──────── MATERIAL FOR THIS TASK
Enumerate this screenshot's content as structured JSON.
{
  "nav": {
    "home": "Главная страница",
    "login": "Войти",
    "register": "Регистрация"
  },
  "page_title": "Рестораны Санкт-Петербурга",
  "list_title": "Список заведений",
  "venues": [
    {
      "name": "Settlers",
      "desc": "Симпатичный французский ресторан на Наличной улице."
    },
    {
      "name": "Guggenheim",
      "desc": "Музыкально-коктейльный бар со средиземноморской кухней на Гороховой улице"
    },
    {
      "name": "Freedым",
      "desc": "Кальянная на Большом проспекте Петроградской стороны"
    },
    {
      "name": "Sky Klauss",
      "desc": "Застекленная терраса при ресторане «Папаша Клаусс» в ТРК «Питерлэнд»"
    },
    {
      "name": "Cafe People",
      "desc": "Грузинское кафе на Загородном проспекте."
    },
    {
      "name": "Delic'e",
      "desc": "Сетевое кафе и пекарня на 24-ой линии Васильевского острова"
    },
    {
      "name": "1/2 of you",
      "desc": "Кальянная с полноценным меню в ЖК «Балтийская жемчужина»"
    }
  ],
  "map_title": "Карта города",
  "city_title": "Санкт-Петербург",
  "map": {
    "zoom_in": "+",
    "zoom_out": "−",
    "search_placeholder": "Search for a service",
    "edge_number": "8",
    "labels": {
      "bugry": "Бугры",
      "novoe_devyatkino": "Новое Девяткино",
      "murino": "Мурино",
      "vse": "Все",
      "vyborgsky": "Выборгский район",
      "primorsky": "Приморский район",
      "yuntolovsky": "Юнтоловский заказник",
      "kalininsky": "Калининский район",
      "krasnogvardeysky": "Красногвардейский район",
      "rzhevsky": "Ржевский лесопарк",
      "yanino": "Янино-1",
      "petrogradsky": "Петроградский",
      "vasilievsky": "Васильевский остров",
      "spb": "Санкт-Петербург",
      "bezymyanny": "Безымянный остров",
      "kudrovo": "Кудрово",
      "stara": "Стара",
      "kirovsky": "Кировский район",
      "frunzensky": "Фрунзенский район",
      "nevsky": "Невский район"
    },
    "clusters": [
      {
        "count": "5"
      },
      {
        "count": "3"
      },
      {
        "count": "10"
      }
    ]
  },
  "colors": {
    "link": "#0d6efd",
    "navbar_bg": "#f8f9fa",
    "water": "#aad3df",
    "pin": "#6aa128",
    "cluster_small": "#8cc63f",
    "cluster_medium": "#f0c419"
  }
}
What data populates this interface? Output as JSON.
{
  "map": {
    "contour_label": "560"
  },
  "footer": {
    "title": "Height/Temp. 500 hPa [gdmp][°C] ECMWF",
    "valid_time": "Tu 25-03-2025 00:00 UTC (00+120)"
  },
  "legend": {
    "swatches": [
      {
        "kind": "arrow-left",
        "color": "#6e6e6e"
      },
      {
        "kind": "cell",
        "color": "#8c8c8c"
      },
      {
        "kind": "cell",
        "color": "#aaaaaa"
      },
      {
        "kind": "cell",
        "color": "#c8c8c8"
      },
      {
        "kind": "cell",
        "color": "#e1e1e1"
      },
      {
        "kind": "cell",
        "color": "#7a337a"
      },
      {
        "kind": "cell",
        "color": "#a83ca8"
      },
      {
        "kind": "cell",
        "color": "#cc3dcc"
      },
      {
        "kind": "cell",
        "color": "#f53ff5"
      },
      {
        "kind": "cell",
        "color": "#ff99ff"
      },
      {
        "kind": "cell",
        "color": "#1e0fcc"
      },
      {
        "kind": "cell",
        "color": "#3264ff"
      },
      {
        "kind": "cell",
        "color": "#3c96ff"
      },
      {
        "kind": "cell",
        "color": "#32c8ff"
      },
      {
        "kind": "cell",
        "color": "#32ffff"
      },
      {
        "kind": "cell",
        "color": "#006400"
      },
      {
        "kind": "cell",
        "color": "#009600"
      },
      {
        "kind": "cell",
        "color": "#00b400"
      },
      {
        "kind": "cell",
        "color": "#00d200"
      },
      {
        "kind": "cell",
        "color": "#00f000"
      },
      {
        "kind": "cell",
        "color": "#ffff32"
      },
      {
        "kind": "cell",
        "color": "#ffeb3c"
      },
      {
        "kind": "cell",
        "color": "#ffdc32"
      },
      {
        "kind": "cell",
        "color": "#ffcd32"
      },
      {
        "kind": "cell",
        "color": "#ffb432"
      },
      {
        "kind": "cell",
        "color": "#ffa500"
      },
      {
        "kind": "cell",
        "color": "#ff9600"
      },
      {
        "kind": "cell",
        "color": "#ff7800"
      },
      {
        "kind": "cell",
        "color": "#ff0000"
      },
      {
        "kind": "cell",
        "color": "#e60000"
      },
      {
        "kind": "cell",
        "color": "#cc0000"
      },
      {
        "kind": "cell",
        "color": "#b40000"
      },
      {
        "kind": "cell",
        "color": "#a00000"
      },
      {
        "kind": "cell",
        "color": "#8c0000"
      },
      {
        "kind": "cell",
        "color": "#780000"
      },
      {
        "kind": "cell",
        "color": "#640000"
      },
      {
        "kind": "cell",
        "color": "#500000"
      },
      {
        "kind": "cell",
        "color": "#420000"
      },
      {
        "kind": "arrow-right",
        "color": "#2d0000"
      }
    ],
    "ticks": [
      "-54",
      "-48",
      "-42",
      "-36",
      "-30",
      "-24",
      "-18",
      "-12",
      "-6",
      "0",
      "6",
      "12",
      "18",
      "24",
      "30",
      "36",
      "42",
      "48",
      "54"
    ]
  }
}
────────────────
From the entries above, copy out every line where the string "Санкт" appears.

  "page_title": "Рестораны Санкт-Петербурга",
  "city_title": "Санкт-Петербург",
      "spb": "Санкт-Петербург",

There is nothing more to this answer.